Frogs have recently become very popular exotic pets as they are generally undemanding, often visually appealing, and can be kept under fairly basic conditions, compared to reptiles. Many frogs, especially small ones, are inexpensive, and their food is in most cases easily purchased. Commonly kept pet frogs include ranids, hylids, bufonids, leptodactylids, and dendrobatids.
Pet frogs can be fed a wide variety of live foods, from pinhead crickets to mice and rats, depending on the size of the frog. Particularly small pet frogs, like those of Dendrobates and Phyllobates species, will generally feed on small crickets, fruit flies, springtails, and other small arthropods. Medium-sized pet frogs can be fed larger crickets, mealworms, butterworms, silkworms, grasshoppers, and even small fish. Large pet frogs, like those in the genus Ceratophrys can be fed small fish, other frogs, reptiles, and small mammals such as mice or rats.
Depending on the size and nature of the frog, the size of terrariums in which they can be kept varies widely.
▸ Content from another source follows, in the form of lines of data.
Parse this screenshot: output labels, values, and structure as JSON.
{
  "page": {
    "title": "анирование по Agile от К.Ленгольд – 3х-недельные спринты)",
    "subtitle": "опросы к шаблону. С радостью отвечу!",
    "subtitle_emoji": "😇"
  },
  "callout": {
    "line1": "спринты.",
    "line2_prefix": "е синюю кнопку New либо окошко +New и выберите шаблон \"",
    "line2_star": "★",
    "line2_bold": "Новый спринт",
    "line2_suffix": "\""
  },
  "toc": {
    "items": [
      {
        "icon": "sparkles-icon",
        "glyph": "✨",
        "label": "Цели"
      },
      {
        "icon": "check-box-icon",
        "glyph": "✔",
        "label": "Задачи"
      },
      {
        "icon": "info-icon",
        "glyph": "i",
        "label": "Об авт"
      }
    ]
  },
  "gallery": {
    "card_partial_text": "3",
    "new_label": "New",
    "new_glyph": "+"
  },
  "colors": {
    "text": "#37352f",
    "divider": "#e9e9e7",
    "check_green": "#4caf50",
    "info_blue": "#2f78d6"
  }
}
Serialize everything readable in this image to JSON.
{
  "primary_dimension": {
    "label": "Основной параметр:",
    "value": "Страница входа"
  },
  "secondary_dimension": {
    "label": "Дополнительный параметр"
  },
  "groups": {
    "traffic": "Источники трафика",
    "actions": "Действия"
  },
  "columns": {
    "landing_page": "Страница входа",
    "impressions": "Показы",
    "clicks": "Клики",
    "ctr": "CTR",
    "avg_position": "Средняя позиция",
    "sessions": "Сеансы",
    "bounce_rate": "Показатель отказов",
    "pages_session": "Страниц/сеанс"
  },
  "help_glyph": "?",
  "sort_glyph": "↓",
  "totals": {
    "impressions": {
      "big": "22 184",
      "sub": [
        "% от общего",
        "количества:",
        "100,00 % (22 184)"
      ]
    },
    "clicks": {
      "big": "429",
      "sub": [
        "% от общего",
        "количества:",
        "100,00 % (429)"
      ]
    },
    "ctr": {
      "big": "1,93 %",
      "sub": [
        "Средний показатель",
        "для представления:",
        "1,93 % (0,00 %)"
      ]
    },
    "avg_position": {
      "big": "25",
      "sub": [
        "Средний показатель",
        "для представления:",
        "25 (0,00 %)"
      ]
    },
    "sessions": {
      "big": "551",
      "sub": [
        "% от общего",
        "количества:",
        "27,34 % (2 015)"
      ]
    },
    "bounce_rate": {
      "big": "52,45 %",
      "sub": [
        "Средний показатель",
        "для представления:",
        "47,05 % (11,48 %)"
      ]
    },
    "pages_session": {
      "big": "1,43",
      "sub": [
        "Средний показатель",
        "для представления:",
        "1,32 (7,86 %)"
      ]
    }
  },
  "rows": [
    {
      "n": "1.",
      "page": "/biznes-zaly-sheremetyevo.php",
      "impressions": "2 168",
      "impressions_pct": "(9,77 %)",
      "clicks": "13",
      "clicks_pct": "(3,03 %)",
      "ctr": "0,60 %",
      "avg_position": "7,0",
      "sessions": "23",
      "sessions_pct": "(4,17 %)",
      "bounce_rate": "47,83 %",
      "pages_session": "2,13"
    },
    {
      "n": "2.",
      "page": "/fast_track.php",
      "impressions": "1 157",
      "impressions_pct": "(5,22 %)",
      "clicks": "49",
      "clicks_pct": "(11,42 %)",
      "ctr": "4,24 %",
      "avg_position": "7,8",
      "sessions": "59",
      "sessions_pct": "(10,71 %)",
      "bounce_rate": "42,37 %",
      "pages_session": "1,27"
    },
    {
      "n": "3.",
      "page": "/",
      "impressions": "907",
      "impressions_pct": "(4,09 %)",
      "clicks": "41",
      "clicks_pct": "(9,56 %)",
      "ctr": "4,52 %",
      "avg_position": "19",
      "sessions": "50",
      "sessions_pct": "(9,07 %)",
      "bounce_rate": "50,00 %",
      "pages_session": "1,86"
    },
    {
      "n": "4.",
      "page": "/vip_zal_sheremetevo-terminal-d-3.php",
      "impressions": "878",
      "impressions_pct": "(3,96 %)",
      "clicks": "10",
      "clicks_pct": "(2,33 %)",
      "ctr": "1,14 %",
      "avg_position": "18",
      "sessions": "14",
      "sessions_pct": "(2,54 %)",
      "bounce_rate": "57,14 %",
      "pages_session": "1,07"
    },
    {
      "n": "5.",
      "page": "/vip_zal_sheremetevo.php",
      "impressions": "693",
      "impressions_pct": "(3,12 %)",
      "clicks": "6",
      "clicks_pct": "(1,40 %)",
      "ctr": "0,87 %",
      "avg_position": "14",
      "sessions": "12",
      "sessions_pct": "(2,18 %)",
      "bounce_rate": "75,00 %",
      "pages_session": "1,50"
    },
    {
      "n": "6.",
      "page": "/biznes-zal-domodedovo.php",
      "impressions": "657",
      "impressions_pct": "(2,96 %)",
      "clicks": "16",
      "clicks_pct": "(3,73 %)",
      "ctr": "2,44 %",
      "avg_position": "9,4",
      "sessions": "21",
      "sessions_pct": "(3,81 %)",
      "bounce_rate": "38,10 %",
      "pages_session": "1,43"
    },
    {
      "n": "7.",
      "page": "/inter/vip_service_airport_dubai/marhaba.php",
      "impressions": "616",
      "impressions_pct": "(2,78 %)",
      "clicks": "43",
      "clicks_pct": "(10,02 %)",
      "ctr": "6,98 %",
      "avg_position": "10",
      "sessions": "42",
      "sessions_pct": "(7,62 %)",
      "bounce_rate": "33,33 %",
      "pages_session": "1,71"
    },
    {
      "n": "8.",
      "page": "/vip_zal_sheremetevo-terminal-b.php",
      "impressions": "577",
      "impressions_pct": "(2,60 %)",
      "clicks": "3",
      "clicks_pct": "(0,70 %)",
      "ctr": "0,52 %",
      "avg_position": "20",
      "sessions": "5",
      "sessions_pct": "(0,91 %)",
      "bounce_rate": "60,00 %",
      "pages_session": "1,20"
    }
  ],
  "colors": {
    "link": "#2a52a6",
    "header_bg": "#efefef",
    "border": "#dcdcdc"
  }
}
Small or sluggish frogs can be kept in 60 x 30 x 30 cm terrariums; the highly active dendrobatids are an exception as they like to climb; dendrobatids generally need a terrarium of about 1 m x 60 cm x 60 cm. Large frogs, on the other hand, may need a terrarium measuring 1 m in each direction. Some arboreal frogs, such as dendrobatids, can stick to glass; these frogs require terrariums with sealed tops to prevent escape. Tropical frogs also often require an air flow; cages with metal mesh on at least two walls should provide them with enough air flow. All pet frogs require moisture; this can be provided either with an automatic fog machine or by a hand-held spray bottle. Frogs that live in the jungle naturally must be misted at least twice per day; frogs native to drier areas do not require as much moisture. Pools of clean water must also be provided; water with chlorine in it can damage the frogs. Bottled water should be used instead to fill the frogs' pools.